3D-Printed Microneedles Create Precise Perforations in Human Round Window Membrane in Situ.

Journal Article (Journal Article)

Hypothesis

Three-dimensional (3D)-printed microneedles can create precise holes on the scale of micrometers in the human round window membrane (HRWM).

Background

An intact round window membrane is a barrier to delivery of therapeutic and diagnostic agents into the inner ear. Microperforation of the guinea pig round window membrane has been shown to overcome this barrier by enhancing diffusion 35-fold. In humans, the challenge is to design a microneedle that can precisely perforate the thicker HRWM without damage.
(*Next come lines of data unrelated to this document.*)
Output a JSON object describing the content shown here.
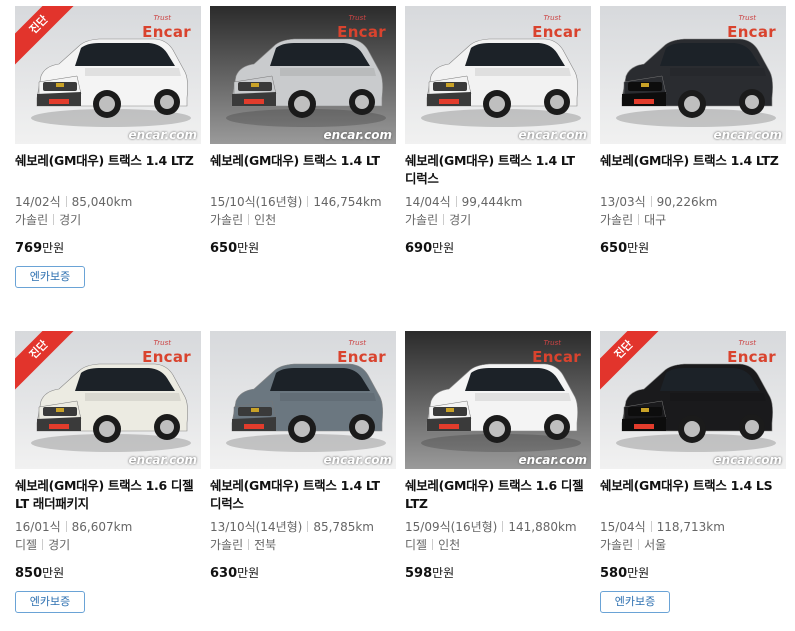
{
  "watermark": {
    "brand": "Encar",
    "brand_small": "Trust",
    "site": "encar.com"
  },
  "ribbon_label": "진단",
  "warranty_label": "엔카보증",
  "price_unit": "만원",
  "cars": [
    {
      "title": "쉐보레(GM대우) 트랙스 1.4 LTZ",
      "year": "14/02식",
      "mileage": "85,040km",
      "fuel": "가솔린",
      "region": "경기",
      "price": "769",
      "diagnosed": true,
      "warranty": true,
      "color": "#f4f4f4",
      "bg": "light"
    },
    {
      "title": "쉐보레(GM대우) 트랙스 1.4 LT",
      "year": "15/10식(16년형)",
      "mileage": "146,754km",
      "fuel": "가솔린",
      "region": "인천",
      "price": "650",
      "diagnosed": false,
      "warranty": false,
      "color": "#c9cbcd",
      "bg": "dark"
    },
    {
      "title": "쉐보레(GM대우) 트랙스 1.4 LT 디럭스",
      "year": "14/04식",
      "mileage": "99,444km",
      "fuel": "가솔린",
      "region": "경기",
      "price": "690",
      "diagnosed": false,
      "warranty": false,
      "color": "#f2f2f2",
      "bg": "light"
    },
    {
      "title": "쉐보레(GM대우) 트랙스 1.4 LTZ",
      "year": "13/03식",
      "mileage": "90,226km",
      "fuel": "가솔린",
      "region": "대구",
      "price": "650",
      "diagnosed": false,
      "warranty": false,
      "color": "#2a2c30",
      "bg": "light"
    },
    {
      "title": "쉐보레(GM대우) 트랙스 1.6 디젤 LT 래더패키지",
      "year": "16/01식",
      "mileage": "86,607km",
      "fuel": "디젤",
      "region": "경기",
      "price": "850",
      "diagnosed": true,
      "warranty": true,
      "color": "#ecebe2",
      "bg": "light"
    },
    {
      "title": "쉐보레(GM대우) 트랙스 1.4 LT 디럭스",
      "year": "13/10식(14년형)",
      "mileage": "85,785km",
      "fuel": "가솔린",
      "region": "전북",
      "price": "630",
      "diagnosed": false,
      "warranty": false,
      "color": "#6b7780",
      "bg": "light"
    },
    {
      "title": "쉐보레(GM대우) 트랙스 1.6 디젤 LTZ",
      "year": "15/09식(16년형)",
      "mileage": "141,880km",
      "fuel": "디젤",
      "region": "인천",
      "price": "598",
      "diagnosed": false,
      "warranty": false,
      "color": "#f4f4f4",
      "bg": "dark"
    },
    {
      "title": "쉐보레(GM대우) 트랙스 1.4 LS",
      "year": "15/04식",
      "mileage": "118,713km",
      "fuel": "가솔린",
      "region": "서울",
      "price": "580",
      "diagnosed": true,
      "warranty": true,
      "color": "#1a1a1c",
      "bg": "light"
    }
  ]
}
Methods

Based on the thickness and mechanical properties of the HRWM, two microneedle designs were 3D-printed to perforate the HRWM from fresh frozen temporal bones in situ (nā€Š=ā€Š18 total perforations), simultaneously measuring force and displacement. Perforations were analyzed using confocal microscopy; microneedles were examined for deformity using scanning electron microscopy.

Results

HRWM thickness was determined to be 60.1ā€Š±ā€Š14.6 (SD) μm. Microneedles separated the collagen fibers and created slit-shaped perforations with the major axis equal to the microneedle shaft diameter. Microneedles needed to be displaced only minimally after making initial contact with the RWM to create a complete perforation, thus avoiding damage to intracochlear structures. The microneedles were durable and intact after use.

Conclusion

3D-printed microneedles can create precise perforations in the HRWM without damaging intracochlear structures. As such, they have many potential applications ranging from aspiration of cochlear fluids using a lumenized needle for diagnosis and creating portals for therapeutic delivery into the inner ear.

Full Text

Duke Authors

Cited Authors

  • Chiang, H; Yu, M; Aksit, A; Wang, W; Stern-Shavit, S; Kysar, JW; Lalwani, AK

Published Date

  • February 2020

Published In

Volume / Issue

  • 41 / 2

Start / End Page

  • 277 - 284

PubMed ID

  • 31746817

Pubmed Central ID

  • PMC8189659

Electronic International Standard Serial Number (EISSN)

  • 1537-4505

International Standard Serial Number (ISSN)

  • 1531-7129

Digital Object Identifier (DOI)

  • 10.1097/mao.0000000000002480

Language

  • eng